By Jillian Smith
If you are a college student, chances are you want good food and lots of it. Cheap food, not-microwaved-or-deep-fried food or eat-this-while-I’m running-between-my-job-and-a-study-session food. That can be a tall order in a place like Youngstown that doesn’t have many options, right?
My fellow Penguins, I give you, the deli. I had the chance to sit down with the owner of the Kravitz Deli.
Kravitz began catering to a large number of ethnic Jewish immigrants coming to Youngstown in the earlier part of the 20th century. Located just past the North Side in Liberty, the unassuming deli was recently named to the Weatherhead 100, a Cleveland-based list of “must-watch” fastest-growing companies.
Why? A lot of it has to do with the mastermind behind the magic: Jack Kravitz. The son of Rose Kravitz, who started the business in the late 1930s as a way to recover from the effects of the Great Depression, and the restaurant is synonymous. The man will come up to you and greet you personally, ask you about your family and crack a witty joke that leaves you feeling that all is right and good in the world.
More than just your friendly neighborhood deli owner, Kravitz has cut his teeth in the business world through some of the toughest times any entrepreneur can encounter.
“I was in the wholesale bagel business when we lost a major customer, and things went south. After closing the bakery, I was faced with being an overeducated serial entrepreneur,” Kravitz said. “No one wanted to hire me. My mom was 88 at the time, and I asked her if she wanted to give me the business, as I had no money to buy it.”
From its humble beginnings, Kravitz has transformed the business into a massive success. Kravitz and the deli’s success have thrived off the ability to pivot; not just from a failing bagel business to a deli, but now to a deli that goes outside the bounds of what was standard embracing a multitude of ethnic traditions. Some of their busiest days are the Polish Fat Tuesday Celebration (complete with paczki – delicious Polish homemade doughnuts) and St. Patty’s Day (with an abundance of kegs and corned beef.)
I recommend the Israeli Salad, but the place is known for its corned beef sandwiches, which feature a stack of hand-shaved corned (salted) beef on top of grilled rye bread with Swiss cheese and sauerkraut.
“We are the only place that cooks corned beef briskets, and we have the only Berkel slicer, which is the preferred automatic slicer for corned beef briskets,” Kravitz said. “We are the only people that know how to slice a corned beef brisket.”

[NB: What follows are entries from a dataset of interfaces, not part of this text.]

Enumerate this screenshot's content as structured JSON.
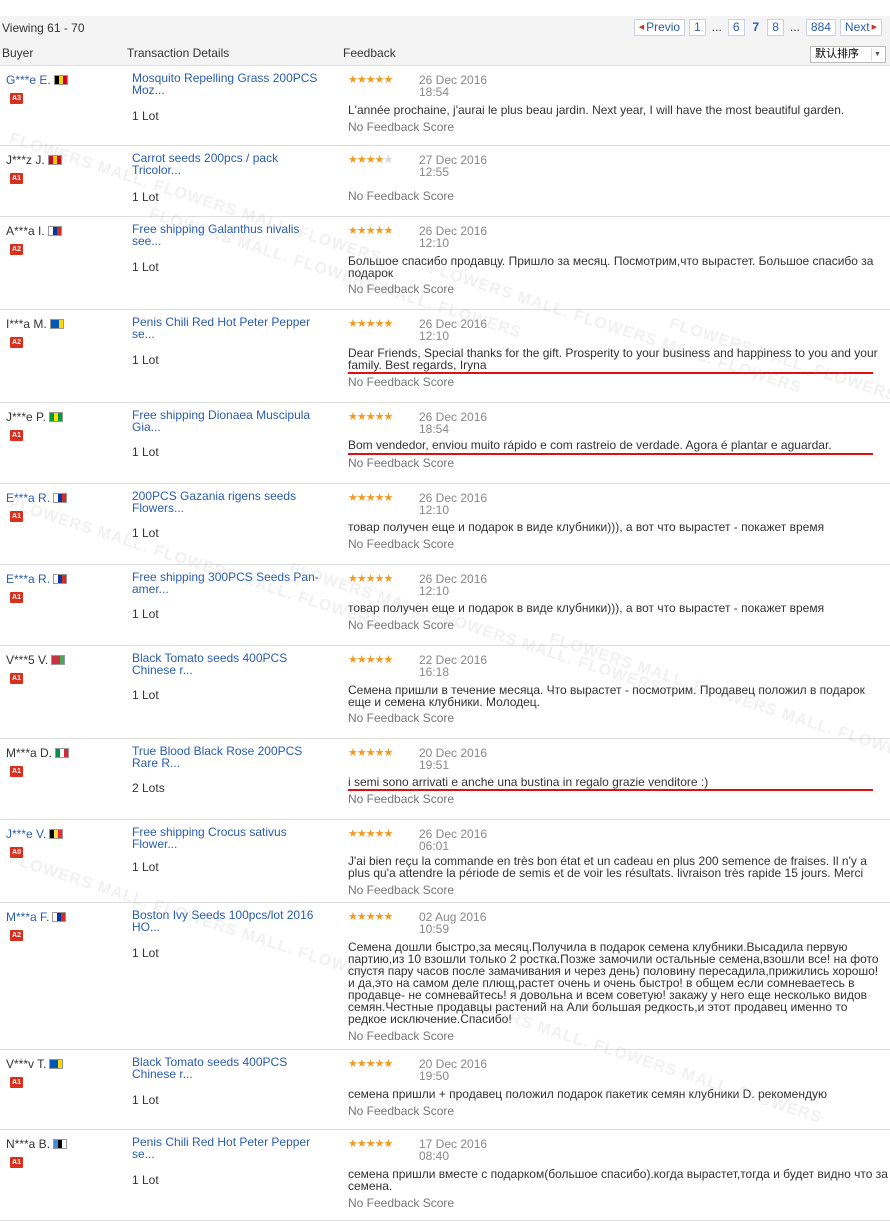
{
  "pagination": {
    "viewing": "Viewing 61 - 70",
    "prev_label": "Previo",
    "pages": [
      "1",
      "...",
      "6",
      "7",
      "8",
      "...",
      "884"
    ],
    "current_page": "7",
    "next_label": "Next"
  },
  "columns": {
    "buyer": "Buyer",
    "transaction": "Transaction Details",
    "feedback": "Feedback"
  },
  "sort": {
    "selected": "默认排序"
  },
  "watermark": "FLOWERS MALL. FLOWERS MALL. FLOWERS",
  "colors": {
    "link": "#2a5db0",
    "star": "#f39a1e",
    "badge": "#d9301e",
    "underline": "#e01010"
  },
  "rows": [
    {
      "buyer": "G***e E.",
      "flag": [
        "#000000",
        "#f5d000",
        "#d2001f"
      ],
      "level": "A3",
      "product": "Mosquito Repelling Grass 200PCS Moz...",
      "lots": "1 Lot",
      "stars": 5,
      "date": "26 Dec 2016",
      "time": "18:54",
      "feedback": "L'année prochaine, j'aurai le plus beau jardin. Next year, I will have the most beautiful garden.",
      "score": "No Feedback Score"
    },
    {
      "buyer": "J***z J.",
      "flag": [
        "#c60b1e",
        "#ffc400",
        "#c60b1e"
      ],
      "level": "A1",
      "product": "Carrot seeds 200pcs / pack Tricolor...",
      "lots": "1 Lot",
      "stars": 4,
      "date": "27 Dec 2016",
      "time": "12:55",
      "feedback": "",
      "score": "No Feedback Score"
    },
    {
      "buyer": "A***a I.",
      "flag": [
        "#ffffff",
        "#0039a6",
        "#d52b1e"
      ],
      "level": "A2",
      "product": "Free shipping Galanthus nivalis see...",
      "lots": "1 Lot",
      "stars": 5,
      "date": "26 Dec 2016",
      "time": "12:10",
      "feedback": "Большое спасибо продавцу. Пришло за месяц. Посмотрим,что вырастет. Большое спасибо за подарок",
      "score": "No Feedback Score"
    },
    {
      "buyer": "I***a M.",
      "flag": [
        "#0057b7",
        "#0057b7",
        "#ffd700"
      ],
      "level": "A2",
      "product": "Penis Chili Red Hot Peter Pepper se...",
      "lots": "1 Lot",
      "stars": 5,
      "date": "26 Dec 2016",
      "time": "12:10",
      "feedback": "Dear Friends, Special thanks for the gift. Prosperity to your business and happiness to you and your family. Best regards, Iryna",
      "score": "No Feedback Score"
    },
    {
      "buyer": "J***e P.",
      "flag": [
        "#009c3b",
        "#ffdf00",
        "#009c3b"
      ],
      "level": "A1",
      "product": "Free shipping Dionaea Muscipula Gia...",
      "lots": "1 Lot",
      "stars": 5,
      "date": "26 Dec 2016",
      "time": "18:54",
      "feedback": "Bom vendedor, enviou muito rápido e com rastreio de verdade. Agora é plantar e aguardar.",
      "score": "No Feedback Score"
    },
    {
      "buyer": "E***a R.",
      "flag": [
        "#ffffff",
        "#0039a6",
        "#d52b1e"
      ],
      "level": "A1",
      "product": "200PCS Gazania rigens seeds Flowers...",
      "lots": "1 Lot",
      "stars": 5,
      "date": "26 Dec 2016",
      "time": "12:10",
      "feedback": "товар получен еще и подарок в виде клубники))), а вот что вырастет - покажет время",
      "score": "No Feedback Score"
    },
    {
      "buyer": "E***a R.",
      "flag": [
        "#ffffff",
        "#0039a6",
        "#d52b1e"
      ],
      "level": "A1",
      "product": "Free shipping 300PCS Seeds Pan-amer...",
      "lots": "1 Lot",
      "stars": 5,
      "date": "26 Dec 2016",
      "time": "12:10",
      "feedback": "товар получен еще и подарок в виде клубники))), а вот что вырастет - покажет время",
      "score": "No Feedback Score"
    },
    {
      "buyer": "V***5 V.",
      "flag": [
        "#c8313e",
        "#c8313e",
        "#4aa657"
      ],
      "level": "A1",
      "product": "Black Tomato seeds 400PCS Chinese r...",
      "lots": "1 Lot",
      "stars": 5,
      "date": "22 Dec 2016",
      "time": "16:18",
      "feedback": "Семена пришли в течение месяца. Что вырастет - посмотрим. Продавец положил в подарок еще и семена клубники. Молодец.",
      "score": "No Feedback Score"
    },
    {
      "buyer": "M***a D.",
      "flag": [
        "#009246",
        "#ffffff",
        "#ce2b37"
      ],
      "level": "A1",
      "product": "True Blood Black Rose 200PCS Rare R...",
      "lots": "2 Lots",
      "stars": 5,
      "date": "20 Dec 2016",
      "time": "19:51",
      "feedback": "i semi sono arrivati e anche una bustina in regalo grazie venditore :)",
      "score": "No Feedback Score"
    },
    {
      "buyer": "J***e V.",
      "flag": [
        "#000000",
        "#fae042",
        "#ed2939"
      ],
      "level": "A0",
      "product": "Free shipping Crocus sativus Flower...",
      "lots": "1 Lot",
      "stars": 5,
      "date": "26 Dec 2016",
      "time": "06:01",
      "feedback": "J'ai bien reçu la commande en très bon état et un cadeau en plus 200 semence de fraises. Il n'y a plus qu'a attendre la période de semis et de voir les résultats. livraison très rapide 15 jours. Merci",
      "score": "No Feedback Score"
    },
    {
      "buyer": "M***a F.",
      "flag": [
        "#ffffff",
        "#0039a6",
        "#d52b1e"
      ],
      "level": "A2",
      "product": "Boston Ivy Seeds 100pcs/lot 2016 HO...",
      "lots": "1 Lot",
      "stars": 5,
      "date": "02 Aug 2016",
      "time": "10:59",
      "feedback": "Семена дошли быстро,за месяц.Получила в подарок семена клубники.Высадила первую партию,из 10 взошли только 2 ростка.Позже замочили остальные семена,взошли все! на фото спустя пару часов после замачивания и через день) половину пересадила,прижились хорошо! и да,это на самом деле плющ,растет очень и очень быстро! в общем если сомневаетесь в продавце- не сомневайтесь! я довольна и всем советую! закажу у него еще несколько видов семян.Честные продавцы растений на Али большая редкость,и этот продавец именно то редкое исключение.Спасибо!",
      "score": "No Feedback Score"
    },
    {
      "buyer": "V***v T.",
      "flag": [
        "#0057b7",
        "#0057b7",
        "#ffd700"
      ],
      "level": "A1",
      "product": "Black Tomato seeds 400PCS Chinese r...",
      "lots": "1 Lot",
      "stars": 5,
      "date": "20 Dec 2016",
      "time": "19:50",
      "feedback": "семена пришли + продавец положил подарок пакетик семян клубники D. рекомендую",
      "score": "No Feedback Score"
    },
    {
      "buyer": "N***a B.",
      "flag": [
        "#4189dd",
        "#000000",
        "#ffffff"
      ],
      "level": "A1",
      "product": "Penis Chili Red Hot Peter Pepper se...",
      "lots": "1 Lot",
      "stars": 5,
      "date": "17 Dec 2016",
      "time": "08:40",
      "feedback": "семена пришли вместе с подарком(большое спасибо).когда вырастет,тогда и будет видно что за семена.",
      "score": "No Feedback Score"
    }
  ]
}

Just as Kravitz has proudly kept his ethnic identity alive in his deli while embracing outside traditions, he believes a similar approach can be very successful in a place like Youngstown: holding on to identity while adapting to change.

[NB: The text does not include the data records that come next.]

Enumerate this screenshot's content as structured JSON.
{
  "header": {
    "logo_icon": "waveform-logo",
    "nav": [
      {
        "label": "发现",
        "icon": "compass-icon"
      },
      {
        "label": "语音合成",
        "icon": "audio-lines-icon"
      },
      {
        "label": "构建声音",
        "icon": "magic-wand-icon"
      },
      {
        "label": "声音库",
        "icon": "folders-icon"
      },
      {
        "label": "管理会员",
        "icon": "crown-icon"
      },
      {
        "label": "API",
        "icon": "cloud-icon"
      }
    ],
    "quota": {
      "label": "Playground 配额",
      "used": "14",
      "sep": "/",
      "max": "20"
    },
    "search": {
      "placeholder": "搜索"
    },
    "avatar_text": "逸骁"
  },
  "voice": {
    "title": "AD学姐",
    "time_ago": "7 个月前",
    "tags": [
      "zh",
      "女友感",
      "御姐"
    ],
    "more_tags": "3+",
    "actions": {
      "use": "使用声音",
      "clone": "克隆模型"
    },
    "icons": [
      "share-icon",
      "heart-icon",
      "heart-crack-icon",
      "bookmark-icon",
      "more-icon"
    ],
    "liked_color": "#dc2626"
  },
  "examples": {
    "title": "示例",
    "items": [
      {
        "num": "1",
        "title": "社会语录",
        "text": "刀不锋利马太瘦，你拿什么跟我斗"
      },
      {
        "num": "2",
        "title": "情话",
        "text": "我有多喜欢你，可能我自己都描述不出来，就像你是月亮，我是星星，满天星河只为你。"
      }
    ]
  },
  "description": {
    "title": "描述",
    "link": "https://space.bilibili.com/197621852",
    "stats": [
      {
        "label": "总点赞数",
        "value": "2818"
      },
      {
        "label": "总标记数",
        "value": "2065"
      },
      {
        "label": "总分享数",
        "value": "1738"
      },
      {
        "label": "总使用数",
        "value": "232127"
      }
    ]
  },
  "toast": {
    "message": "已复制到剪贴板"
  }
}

Kravitz said, we have to embrace how to downsize our population while retaining our identity and embracing the things that will make younger people want to live here.
Many delis in Youngstown have likewise managed to keep the immigrant history and culture of the city’s past alive while churning out some delicious grub.
If you are interested in other delis that have maintained ethnic traditions, also check out Downtown Circle Deli, located downtown on Federal Street. It specializes in Lebanese and Mediterranean cuisine and offers delicious $5 giant gyros. The tabbouleh is a great side dish if you are looking for something healthy and quick. For those early morning classes, Downtown Circle is sometimes open as early as 4 or 5 a.m. The deli has outdoor hookah seating, often with live music later in the night.
Jimmy’s Italian Specialties, right near Kravitz in Liberty Township, features a Spin-Your-Own Salad to-go option, an impressive Panini selection and a pretty quick lunch service. If you want to see the best of more “off-the-beaten-path” Italian options, this is the place to go. You can stop in and get a “brick” (Panini) for lunch and buy some Italian candies or sodas that you will not find anywhere else in the Valley.
Finally, Krakus Polish Deli, located on Market Street in Boardman, makes that most famous and familiar of Polish foods, the pierogi by the half dozen. On Tuesdays you can try the Buffalo-ogi (which are stuffed with a homemade buffalo chicken dip), or Fridays, try the blueberry pierogi, which is a dessert variety. The deli is also connected to most of the Polish events in the community, of which there are many, and so it is a great way to stay up on interesting local festivities if you want to learn more about the culture.